Inflammation of the thick tissue at the bottom of the food. Symptoms: Pain on bottom of heel.
Irritation and inflammation of the large tendon in the back of the ankle. Symptoms: Pain along back of ankle.
Calf Muscle Pull
Calf muscle tears away from Achilles tendon. Symptoms: May hear a “pop” when it happens.
A tear in one or more hamstring muscles. Symptoms: Sudden sharp pain on back of leg, pain when stretching, etc.
Too much stress on muscles in groin. Symptoms: Pain when you bring your legs together.
Ways to Avoid Running Injury
The graphic above listed some awesome ways to avoid running injuries like wearing the right shoes, warming up, stretching, and finishing your run with a short walk. Cooling down after your run is very important. When you’ve finished your run the first thing you want to do is plop down on the couch but you need to make sure you walk and hydrate for a couple minutes before you crash.
If you’re interested, here’s an interesting article from The Guardian on How to Avoid Running Injuries.
Exercise While Recovering from Injuries

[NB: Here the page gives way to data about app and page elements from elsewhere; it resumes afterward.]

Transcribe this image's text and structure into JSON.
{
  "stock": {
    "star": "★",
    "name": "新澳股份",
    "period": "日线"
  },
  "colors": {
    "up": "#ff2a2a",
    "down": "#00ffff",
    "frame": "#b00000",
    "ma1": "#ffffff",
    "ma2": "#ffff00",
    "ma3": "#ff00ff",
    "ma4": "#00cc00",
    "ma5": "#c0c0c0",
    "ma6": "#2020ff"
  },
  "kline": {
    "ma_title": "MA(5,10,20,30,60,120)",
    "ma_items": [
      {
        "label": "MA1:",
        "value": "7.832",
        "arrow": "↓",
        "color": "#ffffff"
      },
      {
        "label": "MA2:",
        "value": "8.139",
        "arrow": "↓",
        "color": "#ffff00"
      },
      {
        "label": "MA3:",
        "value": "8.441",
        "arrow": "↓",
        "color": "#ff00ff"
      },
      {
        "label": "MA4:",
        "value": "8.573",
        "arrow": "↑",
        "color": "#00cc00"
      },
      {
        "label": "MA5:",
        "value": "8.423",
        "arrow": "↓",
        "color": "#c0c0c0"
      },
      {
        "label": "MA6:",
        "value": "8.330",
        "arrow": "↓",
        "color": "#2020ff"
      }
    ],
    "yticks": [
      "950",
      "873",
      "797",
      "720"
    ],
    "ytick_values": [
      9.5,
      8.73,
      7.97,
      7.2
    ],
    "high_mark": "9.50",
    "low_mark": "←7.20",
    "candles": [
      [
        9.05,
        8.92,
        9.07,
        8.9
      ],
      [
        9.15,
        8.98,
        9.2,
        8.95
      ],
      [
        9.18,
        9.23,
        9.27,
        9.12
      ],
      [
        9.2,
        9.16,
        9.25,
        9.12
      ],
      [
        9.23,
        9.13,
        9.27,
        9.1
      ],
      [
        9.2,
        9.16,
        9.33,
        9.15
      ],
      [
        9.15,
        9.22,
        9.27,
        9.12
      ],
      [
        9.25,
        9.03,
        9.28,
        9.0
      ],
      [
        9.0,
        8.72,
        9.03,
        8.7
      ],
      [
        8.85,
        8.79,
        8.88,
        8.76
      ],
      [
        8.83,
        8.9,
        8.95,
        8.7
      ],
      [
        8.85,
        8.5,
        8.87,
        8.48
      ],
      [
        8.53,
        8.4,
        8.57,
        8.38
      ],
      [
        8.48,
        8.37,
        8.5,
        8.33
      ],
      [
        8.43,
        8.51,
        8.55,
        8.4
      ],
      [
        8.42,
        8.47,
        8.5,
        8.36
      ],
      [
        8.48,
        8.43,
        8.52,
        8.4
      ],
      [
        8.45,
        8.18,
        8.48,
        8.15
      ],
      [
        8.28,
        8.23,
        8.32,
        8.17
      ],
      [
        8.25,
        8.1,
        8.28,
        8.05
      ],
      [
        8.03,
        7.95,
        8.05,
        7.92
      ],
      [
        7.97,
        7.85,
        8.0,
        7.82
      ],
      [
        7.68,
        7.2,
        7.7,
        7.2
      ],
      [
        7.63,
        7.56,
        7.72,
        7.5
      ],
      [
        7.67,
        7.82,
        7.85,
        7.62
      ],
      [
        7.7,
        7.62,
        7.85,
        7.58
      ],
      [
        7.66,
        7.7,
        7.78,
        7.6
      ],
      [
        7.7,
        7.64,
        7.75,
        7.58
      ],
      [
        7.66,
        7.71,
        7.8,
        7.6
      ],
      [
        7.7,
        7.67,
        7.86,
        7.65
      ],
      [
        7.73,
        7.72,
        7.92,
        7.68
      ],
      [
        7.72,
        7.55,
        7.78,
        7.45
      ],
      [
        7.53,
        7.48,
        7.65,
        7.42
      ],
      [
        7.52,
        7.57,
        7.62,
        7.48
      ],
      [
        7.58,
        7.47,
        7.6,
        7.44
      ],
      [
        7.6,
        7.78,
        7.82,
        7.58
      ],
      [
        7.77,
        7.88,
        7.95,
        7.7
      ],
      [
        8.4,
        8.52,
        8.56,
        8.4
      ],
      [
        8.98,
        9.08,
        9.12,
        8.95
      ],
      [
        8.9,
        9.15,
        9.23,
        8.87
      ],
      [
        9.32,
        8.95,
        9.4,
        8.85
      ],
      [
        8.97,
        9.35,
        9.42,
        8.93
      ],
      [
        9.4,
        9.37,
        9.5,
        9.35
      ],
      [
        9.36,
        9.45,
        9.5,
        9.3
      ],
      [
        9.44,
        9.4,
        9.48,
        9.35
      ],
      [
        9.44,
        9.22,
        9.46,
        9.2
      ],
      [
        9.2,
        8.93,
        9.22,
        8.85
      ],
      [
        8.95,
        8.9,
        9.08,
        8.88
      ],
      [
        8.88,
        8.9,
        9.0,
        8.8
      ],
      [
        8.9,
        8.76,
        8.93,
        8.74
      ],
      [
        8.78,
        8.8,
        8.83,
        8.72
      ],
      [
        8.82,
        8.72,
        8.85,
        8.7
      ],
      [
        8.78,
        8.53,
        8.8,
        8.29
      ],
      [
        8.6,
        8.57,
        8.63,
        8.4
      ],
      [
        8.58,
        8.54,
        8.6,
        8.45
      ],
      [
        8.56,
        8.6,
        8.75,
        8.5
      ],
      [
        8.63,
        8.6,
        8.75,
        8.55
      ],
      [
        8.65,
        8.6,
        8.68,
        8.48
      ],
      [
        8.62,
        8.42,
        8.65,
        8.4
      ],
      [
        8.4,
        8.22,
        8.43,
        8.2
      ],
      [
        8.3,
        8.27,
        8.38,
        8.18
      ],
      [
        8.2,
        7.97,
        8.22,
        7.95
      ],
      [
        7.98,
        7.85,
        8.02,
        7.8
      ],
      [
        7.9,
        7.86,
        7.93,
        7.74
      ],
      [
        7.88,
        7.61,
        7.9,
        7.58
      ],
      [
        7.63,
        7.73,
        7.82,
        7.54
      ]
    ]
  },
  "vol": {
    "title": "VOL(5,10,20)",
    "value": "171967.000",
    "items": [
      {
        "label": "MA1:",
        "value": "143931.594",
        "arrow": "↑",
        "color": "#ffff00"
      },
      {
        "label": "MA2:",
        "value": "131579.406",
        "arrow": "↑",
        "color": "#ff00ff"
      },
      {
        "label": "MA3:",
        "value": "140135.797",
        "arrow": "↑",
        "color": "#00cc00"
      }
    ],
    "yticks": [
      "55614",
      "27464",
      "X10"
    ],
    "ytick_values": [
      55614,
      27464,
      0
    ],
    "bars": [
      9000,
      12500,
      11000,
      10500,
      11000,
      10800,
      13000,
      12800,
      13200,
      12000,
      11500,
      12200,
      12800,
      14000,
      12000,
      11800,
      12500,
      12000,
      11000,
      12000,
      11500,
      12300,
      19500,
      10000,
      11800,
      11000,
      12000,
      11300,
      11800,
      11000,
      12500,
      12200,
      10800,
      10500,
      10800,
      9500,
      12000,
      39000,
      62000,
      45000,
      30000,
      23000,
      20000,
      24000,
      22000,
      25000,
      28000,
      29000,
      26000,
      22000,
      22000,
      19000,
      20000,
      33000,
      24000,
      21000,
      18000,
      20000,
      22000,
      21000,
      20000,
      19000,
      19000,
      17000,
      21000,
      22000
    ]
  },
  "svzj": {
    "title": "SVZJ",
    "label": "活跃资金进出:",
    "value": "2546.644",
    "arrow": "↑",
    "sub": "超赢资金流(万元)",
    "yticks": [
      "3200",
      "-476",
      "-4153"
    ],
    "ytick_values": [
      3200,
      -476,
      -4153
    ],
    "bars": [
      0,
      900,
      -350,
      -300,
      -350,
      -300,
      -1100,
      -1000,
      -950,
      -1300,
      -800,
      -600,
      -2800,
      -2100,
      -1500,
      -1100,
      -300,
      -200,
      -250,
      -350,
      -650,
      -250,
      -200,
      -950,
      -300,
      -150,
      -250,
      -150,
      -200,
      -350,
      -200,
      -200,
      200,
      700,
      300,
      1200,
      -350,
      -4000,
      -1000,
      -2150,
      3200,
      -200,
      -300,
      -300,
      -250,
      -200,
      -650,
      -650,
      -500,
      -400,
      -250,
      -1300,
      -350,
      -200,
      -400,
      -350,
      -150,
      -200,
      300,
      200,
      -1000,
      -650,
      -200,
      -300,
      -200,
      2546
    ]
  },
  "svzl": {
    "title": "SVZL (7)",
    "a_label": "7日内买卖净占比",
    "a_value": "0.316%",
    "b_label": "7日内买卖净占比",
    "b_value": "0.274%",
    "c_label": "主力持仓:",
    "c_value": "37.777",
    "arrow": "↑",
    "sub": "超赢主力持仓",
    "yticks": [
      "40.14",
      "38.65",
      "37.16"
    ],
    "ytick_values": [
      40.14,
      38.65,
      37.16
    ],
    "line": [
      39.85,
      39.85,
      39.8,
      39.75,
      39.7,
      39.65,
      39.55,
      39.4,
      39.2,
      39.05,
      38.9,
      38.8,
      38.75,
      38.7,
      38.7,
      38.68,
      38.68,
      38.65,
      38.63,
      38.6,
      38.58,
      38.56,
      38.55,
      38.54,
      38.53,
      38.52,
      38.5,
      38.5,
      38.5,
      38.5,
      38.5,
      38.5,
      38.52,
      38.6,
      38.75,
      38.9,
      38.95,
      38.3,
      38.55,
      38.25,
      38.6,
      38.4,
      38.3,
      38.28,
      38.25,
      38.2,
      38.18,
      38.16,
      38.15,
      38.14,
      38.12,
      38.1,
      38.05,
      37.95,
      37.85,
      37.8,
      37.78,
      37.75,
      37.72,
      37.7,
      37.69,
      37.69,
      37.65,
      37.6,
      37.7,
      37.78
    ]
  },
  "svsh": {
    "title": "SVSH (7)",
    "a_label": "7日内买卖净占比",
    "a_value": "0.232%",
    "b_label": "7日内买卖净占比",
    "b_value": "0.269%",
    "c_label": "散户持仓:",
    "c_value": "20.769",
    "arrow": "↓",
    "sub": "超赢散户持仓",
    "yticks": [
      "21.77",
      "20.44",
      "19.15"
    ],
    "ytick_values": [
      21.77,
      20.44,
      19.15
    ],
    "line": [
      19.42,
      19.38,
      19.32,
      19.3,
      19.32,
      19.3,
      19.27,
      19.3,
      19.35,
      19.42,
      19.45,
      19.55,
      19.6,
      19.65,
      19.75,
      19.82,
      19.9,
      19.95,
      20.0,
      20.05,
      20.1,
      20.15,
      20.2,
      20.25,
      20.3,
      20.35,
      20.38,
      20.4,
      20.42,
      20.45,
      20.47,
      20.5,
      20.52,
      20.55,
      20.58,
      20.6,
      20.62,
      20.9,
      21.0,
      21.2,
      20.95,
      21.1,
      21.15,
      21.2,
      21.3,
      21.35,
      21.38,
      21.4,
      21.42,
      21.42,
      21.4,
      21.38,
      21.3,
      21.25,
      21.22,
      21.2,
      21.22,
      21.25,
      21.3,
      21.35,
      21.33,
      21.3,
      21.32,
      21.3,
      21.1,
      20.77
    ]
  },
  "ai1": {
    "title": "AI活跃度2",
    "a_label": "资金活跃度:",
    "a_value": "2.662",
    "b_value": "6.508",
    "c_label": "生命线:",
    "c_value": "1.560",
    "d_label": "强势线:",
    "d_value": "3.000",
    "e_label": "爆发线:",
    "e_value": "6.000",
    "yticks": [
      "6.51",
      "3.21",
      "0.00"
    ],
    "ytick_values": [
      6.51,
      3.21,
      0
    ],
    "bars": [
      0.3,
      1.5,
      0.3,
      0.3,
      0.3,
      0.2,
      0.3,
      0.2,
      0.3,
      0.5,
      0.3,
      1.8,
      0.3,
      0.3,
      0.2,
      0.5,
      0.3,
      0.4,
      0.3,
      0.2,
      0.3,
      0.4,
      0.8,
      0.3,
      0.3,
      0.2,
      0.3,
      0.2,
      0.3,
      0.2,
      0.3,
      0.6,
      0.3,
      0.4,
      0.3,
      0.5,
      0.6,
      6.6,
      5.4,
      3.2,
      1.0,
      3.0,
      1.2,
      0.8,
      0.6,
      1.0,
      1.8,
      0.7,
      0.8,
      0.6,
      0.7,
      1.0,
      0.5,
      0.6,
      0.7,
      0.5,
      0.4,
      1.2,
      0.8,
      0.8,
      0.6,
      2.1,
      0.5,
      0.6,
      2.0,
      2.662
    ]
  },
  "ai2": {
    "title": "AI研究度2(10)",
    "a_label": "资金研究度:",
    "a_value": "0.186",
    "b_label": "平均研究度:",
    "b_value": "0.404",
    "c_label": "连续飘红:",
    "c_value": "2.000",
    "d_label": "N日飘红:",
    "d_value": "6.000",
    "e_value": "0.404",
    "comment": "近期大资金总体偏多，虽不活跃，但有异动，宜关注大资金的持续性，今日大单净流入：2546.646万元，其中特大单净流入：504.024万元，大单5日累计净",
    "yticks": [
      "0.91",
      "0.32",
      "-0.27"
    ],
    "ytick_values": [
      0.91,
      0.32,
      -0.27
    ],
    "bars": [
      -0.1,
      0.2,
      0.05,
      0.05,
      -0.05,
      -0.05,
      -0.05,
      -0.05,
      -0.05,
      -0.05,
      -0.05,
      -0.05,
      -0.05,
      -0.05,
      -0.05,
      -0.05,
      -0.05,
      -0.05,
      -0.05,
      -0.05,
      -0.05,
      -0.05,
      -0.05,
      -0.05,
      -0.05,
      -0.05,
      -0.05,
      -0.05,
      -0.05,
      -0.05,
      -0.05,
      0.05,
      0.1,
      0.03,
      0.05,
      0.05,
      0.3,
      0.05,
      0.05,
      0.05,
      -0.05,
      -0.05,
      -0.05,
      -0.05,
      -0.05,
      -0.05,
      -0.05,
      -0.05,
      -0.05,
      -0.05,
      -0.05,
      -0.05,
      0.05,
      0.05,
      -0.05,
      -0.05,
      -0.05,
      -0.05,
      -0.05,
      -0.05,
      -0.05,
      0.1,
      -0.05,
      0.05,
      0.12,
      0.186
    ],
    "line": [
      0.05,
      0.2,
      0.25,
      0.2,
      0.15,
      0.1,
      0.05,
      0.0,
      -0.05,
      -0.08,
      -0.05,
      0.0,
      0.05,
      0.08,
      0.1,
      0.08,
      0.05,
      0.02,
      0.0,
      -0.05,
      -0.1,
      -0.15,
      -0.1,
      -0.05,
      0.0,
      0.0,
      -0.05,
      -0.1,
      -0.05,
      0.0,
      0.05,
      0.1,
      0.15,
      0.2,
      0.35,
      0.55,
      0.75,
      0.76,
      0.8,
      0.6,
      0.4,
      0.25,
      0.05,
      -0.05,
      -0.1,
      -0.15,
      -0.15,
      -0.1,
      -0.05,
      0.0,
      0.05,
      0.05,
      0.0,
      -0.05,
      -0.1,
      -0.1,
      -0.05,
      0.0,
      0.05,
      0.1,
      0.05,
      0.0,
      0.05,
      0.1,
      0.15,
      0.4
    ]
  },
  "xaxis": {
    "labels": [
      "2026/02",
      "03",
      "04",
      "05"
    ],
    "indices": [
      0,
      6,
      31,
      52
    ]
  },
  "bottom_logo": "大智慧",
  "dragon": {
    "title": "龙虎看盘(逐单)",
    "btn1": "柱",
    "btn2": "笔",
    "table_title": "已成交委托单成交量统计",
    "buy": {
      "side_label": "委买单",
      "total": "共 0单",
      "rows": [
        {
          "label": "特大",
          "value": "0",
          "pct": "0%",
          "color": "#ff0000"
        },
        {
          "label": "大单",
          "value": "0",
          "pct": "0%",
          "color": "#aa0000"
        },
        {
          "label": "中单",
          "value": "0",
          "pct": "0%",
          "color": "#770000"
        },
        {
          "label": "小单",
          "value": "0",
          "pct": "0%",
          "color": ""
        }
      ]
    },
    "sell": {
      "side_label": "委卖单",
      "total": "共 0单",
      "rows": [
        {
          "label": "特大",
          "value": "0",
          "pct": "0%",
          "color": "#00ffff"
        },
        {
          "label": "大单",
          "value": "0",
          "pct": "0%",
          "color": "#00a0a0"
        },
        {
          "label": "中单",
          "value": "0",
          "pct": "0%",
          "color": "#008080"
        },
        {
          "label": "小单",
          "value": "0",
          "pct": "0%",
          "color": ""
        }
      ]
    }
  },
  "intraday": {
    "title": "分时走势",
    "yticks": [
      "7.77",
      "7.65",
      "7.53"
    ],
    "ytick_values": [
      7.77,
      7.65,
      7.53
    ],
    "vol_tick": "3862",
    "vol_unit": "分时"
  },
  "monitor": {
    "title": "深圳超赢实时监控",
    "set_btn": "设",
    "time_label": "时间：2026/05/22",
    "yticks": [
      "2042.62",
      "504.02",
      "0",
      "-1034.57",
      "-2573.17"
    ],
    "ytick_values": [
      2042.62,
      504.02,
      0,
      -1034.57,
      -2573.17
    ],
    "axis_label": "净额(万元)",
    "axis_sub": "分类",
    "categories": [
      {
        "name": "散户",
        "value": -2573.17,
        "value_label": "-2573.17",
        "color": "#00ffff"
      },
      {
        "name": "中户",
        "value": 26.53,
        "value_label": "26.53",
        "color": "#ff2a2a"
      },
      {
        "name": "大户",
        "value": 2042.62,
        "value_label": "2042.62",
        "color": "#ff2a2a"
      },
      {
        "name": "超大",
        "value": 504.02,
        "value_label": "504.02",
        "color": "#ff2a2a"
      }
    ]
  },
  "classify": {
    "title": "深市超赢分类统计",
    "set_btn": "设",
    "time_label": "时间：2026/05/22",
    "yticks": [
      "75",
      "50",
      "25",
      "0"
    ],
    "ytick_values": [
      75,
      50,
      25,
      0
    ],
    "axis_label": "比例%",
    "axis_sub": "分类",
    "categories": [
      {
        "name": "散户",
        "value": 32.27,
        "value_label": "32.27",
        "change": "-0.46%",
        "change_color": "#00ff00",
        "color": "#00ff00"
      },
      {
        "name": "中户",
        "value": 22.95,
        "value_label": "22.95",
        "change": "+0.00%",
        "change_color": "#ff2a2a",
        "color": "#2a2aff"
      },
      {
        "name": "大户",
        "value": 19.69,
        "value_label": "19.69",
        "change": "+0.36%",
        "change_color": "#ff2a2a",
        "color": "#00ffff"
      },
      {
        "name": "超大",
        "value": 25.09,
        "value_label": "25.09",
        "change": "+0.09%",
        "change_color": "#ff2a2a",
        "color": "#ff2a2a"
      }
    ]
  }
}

This is great topic that I was glad to see included in the above graphic. When you’ve been injured, there are certain things you can do to help nurture your body back to good health. You can’t always afford a physical therapist to help you get your athletic body back to performing like it used to, but below are a few exercise plans I found that will help with running injuries.
Running Injury Recovery Workout Plans
- The Backup Plan – When you’re injured, you may be down. But you don’t have to be out. Here’s how to stay fit—and sane—until you can run again.
- Running Injury Recovery Tips – How to safely return to running.
- Returning to Running After a Stress Fracture – A 7 week schedule.
Recover with a Treadmill
As mentioned in the graphic, walking on an inclined treadmill is also a great way work your muscles and tendons back to perfection. I recommend the NordicTrack Commercial 1750 because it has smooth incline capabilities, it’s affordable, and lightweight.
Use a Stability Ball
Some other methods of injury recovery mentioned were to use a stability ball. Here’s a stability ball leg exercise that could be done to help with stressed leg muscles and tendons.
Switch to an Elliptical
Although the saying that “using an elliptical is just like running” happens to be a myth, the elliptical is much better on your knees than a treadmill is. If you have hip issues, the elliptical is not going to be the best choice. The best choice at the point would be to walk or lightly jog either outside or on a treadmill.
Hopefully you don’t experience any serious injuries as a runner, but if you do or already have, there are ways to recover.
About The Author
Treadmill Review Guru is an expert on all things related to treadmills and running. He is a former cross country runner and soccer player and hopes to soon be able to run a marathon. He loves training on his treadmill whenever he gets the chance. Check out his recommendations and see what he thinks are the best treadmills.